Skip Navigation Links www.nws.noaa.gov 
NOAA logo - Click to go to the NOAA home page National Weather Service   NWS logo - Click to go to the NWS home page
Climate Prediction Center

 
HOME > Expert Assessments > Climate Diagnostics Bulletin
 

 

Extratropical Highlights - July 2000

1. Northern Hemisphere
The anomalous circulation during July featured a reversal in the pattern that was observed in June for many areas in the middle and high latitudes of the Northern Hemisphere. This reversal was particularly impressive over North America and western Europe. For the eastern United States and most of Europe, this reversal was associated with below-average temperatures, which contributed to a drop in the average Northern Hemisphere and global temperatures to their lowest values since May 1997 and October 1997, respectively (Fig. E2).

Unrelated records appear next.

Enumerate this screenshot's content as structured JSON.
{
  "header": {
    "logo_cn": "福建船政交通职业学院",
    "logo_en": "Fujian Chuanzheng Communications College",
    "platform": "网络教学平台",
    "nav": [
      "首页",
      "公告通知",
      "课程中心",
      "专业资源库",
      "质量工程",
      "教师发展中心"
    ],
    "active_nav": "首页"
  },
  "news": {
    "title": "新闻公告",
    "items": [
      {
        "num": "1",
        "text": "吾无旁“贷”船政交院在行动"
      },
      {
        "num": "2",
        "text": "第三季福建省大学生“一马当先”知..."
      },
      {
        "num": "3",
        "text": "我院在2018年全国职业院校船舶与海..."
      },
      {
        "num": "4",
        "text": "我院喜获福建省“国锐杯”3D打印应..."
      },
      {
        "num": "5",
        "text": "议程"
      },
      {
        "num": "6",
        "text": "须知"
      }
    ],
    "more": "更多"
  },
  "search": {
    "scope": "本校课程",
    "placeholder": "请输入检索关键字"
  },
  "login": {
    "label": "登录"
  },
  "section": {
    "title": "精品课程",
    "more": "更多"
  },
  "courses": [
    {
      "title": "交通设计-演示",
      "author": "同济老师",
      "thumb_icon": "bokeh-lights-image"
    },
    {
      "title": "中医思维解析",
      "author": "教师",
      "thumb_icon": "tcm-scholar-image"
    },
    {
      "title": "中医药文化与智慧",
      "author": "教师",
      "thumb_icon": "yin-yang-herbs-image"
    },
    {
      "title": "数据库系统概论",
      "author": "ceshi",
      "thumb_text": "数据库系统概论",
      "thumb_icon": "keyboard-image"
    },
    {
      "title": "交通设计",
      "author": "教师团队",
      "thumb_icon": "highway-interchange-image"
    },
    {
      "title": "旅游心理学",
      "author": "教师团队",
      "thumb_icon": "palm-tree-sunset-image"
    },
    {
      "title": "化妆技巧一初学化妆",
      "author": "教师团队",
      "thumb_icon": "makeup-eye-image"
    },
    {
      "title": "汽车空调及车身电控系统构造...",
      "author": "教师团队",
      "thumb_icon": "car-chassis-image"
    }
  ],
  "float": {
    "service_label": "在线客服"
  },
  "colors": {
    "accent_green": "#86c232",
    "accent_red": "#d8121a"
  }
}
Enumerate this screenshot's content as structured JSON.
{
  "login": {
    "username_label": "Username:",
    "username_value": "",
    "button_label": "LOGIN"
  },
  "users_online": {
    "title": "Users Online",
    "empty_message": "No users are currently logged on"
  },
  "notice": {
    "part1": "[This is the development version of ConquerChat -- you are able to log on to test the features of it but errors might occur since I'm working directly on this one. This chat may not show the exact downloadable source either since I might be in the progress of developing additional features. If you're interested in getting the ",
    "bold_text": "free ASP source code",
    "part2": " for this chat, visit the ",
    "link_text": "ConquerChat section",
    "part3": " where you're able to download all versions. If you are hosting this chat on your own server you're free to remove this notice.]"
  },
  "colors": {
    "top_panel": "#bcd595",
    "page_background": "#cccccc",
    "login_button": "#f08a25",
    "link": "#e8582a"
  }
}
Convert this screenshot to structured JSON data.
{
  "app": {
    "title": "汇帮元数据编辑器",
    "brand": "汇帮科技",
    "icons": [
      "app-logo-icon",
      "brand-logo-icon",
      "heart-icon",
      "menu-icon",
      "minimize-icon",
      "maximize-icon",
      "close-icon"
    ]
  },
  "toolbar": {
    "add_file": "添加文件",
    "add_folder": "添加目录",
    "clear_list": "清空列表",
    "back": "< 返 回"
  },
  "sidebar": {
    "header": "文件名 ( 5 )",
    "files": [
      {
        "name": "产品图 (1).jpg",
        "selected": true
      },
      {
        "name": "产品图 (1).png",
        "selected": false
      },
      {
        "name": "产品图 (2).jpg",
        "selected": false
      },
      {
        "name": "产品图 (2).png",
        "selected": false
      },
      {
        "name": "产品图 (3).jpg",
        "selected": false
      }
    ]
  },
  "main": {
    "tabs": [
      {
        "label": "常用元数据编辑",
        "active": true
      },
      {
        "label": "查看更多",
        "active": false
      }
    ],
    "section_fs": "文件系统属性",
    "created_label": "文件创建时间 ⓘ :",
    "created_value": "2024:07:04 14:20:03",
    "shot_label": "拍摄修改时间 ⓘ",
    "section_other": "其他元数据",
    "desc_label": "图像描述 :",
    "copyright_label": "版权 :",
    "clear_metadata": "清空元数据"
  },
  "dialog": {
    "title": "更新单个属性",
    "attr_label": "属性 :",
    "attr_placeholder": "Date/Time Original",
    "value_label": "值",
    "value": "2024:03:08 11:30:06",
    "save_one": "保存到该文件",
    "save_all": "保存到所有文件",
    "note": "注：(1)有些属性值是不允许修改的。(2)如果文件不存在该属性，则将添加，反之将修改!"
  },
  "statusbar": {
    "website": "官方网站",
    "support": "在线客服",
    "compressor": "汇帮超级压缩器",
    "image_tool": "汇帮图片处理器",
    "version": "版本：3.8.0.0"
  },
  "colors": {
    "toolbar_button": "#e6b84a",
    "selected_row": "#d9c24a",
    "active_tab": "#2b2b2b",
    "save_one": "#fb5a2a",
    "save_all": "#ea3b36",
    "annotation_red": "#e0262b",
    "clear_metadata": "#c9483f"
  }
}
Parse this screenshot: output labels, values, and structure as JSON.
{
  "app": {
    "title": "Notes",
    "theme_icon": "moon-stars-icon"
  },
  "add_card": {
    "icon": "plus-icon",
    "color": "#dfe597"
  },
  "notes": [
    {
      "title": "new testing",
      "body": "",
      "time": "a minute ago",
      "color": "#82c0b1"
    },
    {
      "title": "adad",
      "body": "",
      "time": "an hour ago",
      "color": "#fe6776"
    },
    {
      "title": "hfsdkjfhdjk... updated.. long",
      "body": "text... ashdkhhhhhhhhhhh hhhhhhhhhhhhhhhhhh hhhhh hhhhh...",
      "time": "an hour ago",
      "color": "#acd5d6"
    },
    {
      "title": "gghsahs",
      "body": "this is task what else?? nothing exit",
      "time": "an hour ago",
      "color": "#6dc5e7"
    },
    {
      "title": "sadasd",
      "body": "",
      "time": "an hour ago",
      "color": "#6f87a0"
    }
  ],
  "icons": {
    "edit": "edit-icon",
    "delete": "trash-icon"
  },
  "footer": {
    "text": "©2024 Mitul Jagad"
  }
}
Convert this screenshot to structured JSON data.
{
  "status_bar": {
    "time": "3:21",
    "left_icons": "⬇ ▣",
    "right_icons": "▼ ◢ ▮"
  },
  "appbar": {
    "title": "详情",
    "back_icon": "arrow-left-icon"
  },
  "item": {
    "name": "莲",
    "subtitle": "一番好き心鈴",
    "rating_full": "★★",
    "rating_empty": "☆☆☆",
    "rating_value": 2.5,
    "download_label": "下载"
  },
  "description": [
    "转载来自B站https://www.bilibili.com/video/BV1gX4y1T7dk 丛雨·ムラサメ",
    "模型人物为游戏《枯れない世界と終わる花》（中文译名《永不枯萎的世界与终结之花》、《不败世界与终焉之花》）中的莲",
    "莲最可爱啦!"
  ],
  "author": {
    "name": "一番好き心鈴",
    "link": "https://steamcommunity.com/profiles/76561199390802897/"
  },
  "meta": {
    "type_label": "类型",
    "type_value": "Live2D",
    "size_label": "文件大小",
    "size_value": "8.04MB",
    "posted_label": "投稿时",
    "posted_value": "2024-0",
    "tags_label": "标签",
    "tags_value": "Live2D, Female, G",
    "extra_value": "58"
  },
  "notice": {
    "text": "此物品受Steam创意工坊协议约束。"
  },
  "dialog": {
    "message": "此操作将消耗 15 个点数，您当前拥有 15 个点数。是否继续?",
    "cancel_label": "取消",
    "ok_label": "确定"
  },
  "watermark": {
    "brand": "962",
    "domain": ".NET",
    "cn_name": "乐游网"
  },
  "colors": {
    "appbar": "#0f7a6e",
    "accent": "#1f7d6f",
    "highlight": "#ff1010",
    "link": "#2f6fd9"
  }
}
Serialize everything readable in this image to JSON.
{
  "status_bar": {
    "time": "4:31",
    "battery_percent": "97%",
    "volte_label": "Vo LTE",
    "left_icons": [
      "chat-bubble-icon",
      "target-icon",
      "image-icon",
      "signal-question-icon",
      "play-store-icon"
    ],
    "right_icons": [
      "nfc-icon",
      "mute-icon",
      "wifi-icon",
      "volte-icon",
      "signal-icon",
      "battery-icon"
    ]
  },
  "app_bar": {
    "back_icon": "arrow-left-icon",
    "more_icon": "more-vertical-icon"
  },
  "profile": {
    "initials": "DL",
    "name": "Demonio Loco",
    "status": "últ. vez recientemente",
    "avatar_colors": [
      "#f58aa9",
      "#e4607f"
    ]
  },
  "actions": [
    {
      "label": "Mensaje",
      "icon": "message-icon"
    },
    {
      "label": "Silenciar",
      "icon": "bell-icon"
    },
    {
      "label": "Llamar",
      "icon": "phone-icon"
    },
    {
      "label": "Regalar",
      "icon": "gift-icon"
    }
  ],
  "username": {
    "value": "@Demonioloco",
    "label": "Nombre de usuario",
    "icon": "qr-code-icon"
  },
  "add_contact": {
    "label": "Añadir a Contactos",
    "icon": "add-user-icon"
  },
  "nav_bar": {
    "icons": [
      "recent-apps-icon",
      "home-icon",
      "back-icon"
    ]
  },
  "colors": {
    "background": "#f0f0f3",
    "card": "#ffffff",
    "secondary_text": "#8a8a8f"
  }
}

a. North America

Above-average 500-hPa heights during July covered central and northeastern Canada, with an extension southward into the western United States, while below-average heights covered the entire eastern conterminous United States and Alaska (Fig. E9). This anomaly pattern was accompanied by enhanced northwesterly flow into the Great Lakes and eastern states, which contributed to abnormally cool temperatures throughout the region (Fig. E1). In contrast, temperatures in the Southwest and Rocky Mountain states were above-average (1-2C) during the month, in association with the positive 500-hPa height anomalies. Temperatures were also significantly above average over northern Canada.

The anomalous circulation during July also contributed to generally drier-than-normal conditions over many sections of the United States, except for northwestern Washington and portions of the mid-Atlantic and Northeast (Fig. E3). In contrast, enhanced precipitation occurred over western and central Canada, associated with anomalous cyclonic flow along the west coast of North America (Fig. E9). In many areas of the United States rainfall departures in July were opposite to those observed in June. Along the Gulf Coast and in the southeastern states long-term drier than average condition persisted (Fig. E5).

B. Europe/ Asia

Most of Europe experienced cooler-than-average temperatures during July (Fig. E1), in contrast to the very warm conditions experienced in June. These cooler conditions were associated with below-normal 500-hPa heights across the region (Fig. E9), a feature which also contributed to above-average rainfall throughout northern and central Europe during the month (Fig. E3).

Generally drier-than-average conditions prevailed over most of northern China for the second consecutive month, associated with higher-than-average 500-hPa heights over the region. Drier-than-normal conditions also affected southern and eastern sections of India, contrasting with the very wet conditions observed the previous month.

2. Southern Hemisphere

The Southern Hemisphere circulation during July (Fig. E15) featured above-average 500-hPa heights over the Antarctic Peninsula and the neighboring South Atlantic, and in mid-latitudes over the central and eastern South Pacific. Negative height anomalies were observed southwest of Australia, over the southwestern South Atlantic and neighboring South America, and at high latitudes over the eastern South Pacific. The pattern of height anomalies over the southwestern Atlantic and South America was associated with frequent blocking in the vicinity of the Weddell Sea. This contributed to an abnormal influx of cold air into northern Argentina, Paraguay, Uruguay, eastern Bolivia and southern Brazil, where monthly average temperatures ranged from 2C to 4C below normal, and temperatures ranked below the 10th percentile in several areas (Fig. E1).

In contrast to recent months, most of Australia, except for the northeastern portion, experienced above-average temperatures in July (Fig. E1), in association with an anomalous cyclonic circulation, surface and aloft, southwest of the continent and anomalous northwesterly low-level winds over southern portions of the continent (Figs. E14, E15, T20 bottom). Generally drier-than-average conditions persisted over eastern portions of the continent (Fig. E3).


NOAA/ National Weather Service
NOAA Center for Weather and Climate Prediction
Climate Prediction Center
5830 University Research Court
College Park, Maryland 20740
Page Author: Climate Prediction Center Internet Team
Page last modified: August 24, 2007
Disclaimer
Information Quality
Credits
Glossary
Privacy Policy
Freedom of Information Act (FOIA)
About Us
Career Opportunities